“A couple of people have picked up on a sort of Backstreet Boys, Justin Timberlake kind of thing. I love it.”

Clarence Clarity

Dense is certainly one way of putting it. Clarity’s songs are bubbling over – squelchy synths, Bhangra-style hooks and ghostly samples are all squeezed together and boiled to within an inch of their lives. “[I like] something that just feels a bit wrong, something that makes you want to move in an unconventional way,” he explains, mulling over each word. It’s a sound that is uncannily familiar, but any questions about his potential influences are met with another awkward shuffle. “Any name that I drop will just get duplicated. A couple of people have picked up on a sort of Backstreet Boys, Justin Timberlake kind of thing. I love it. I definitely embody some of that disgusting, packaged thing when I do vocal performances,” he laughs. “It’s all meant to be part of the surreal picture that I’m painting, really.”

So from the looks of things, 2015 is set to be the year that things get much more surreal – both for Clarence himself and his listening audience. Despite the fact that there is a lot to be nervous about, he shrugs it all off with an air of admirable nonchalance. “The only way I can be creative is being in my moment, and if I think about what anyone else’s expectations are of me it all falls apart. When I’m in the zone with music it transcends all that.” He stops himself and gives another slightly embarrassed wince, but it’s clear he’s being sincere. “It sounds a bit cheesy, but if I want people to get anything out of my music I guess that would be the most flattering thing to hear – that it takes them out of themselves.”

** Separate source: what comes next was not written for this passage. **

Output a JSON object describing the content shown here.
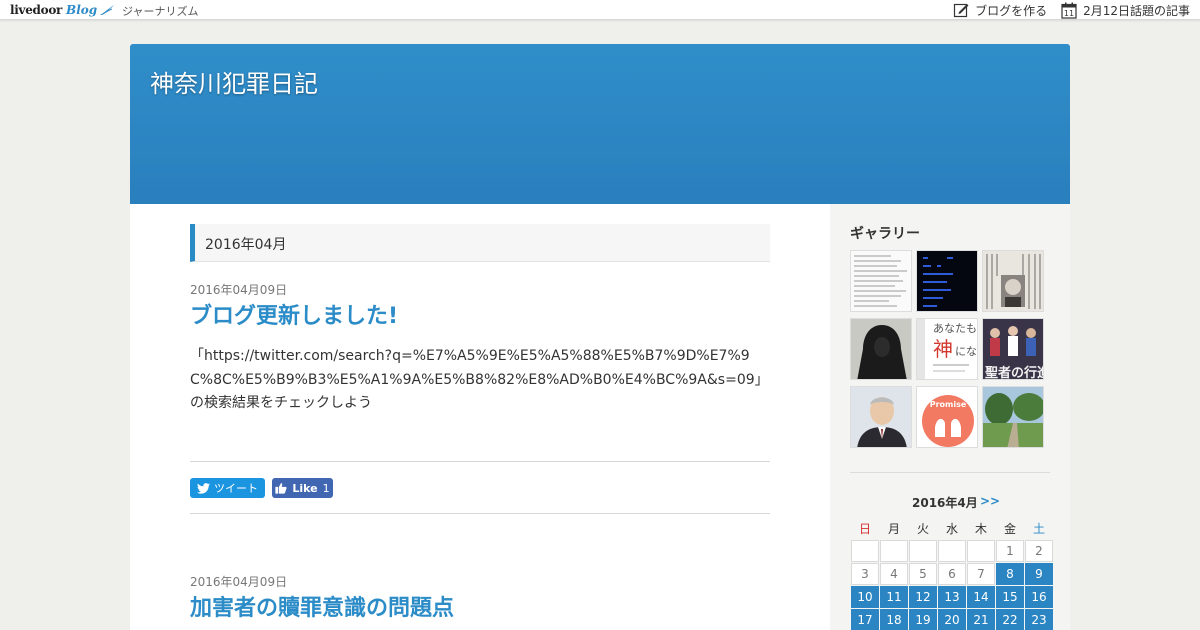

Taken from the December 14 / January 15 issue of DIY, out now. Photos: Malvin Mosaics.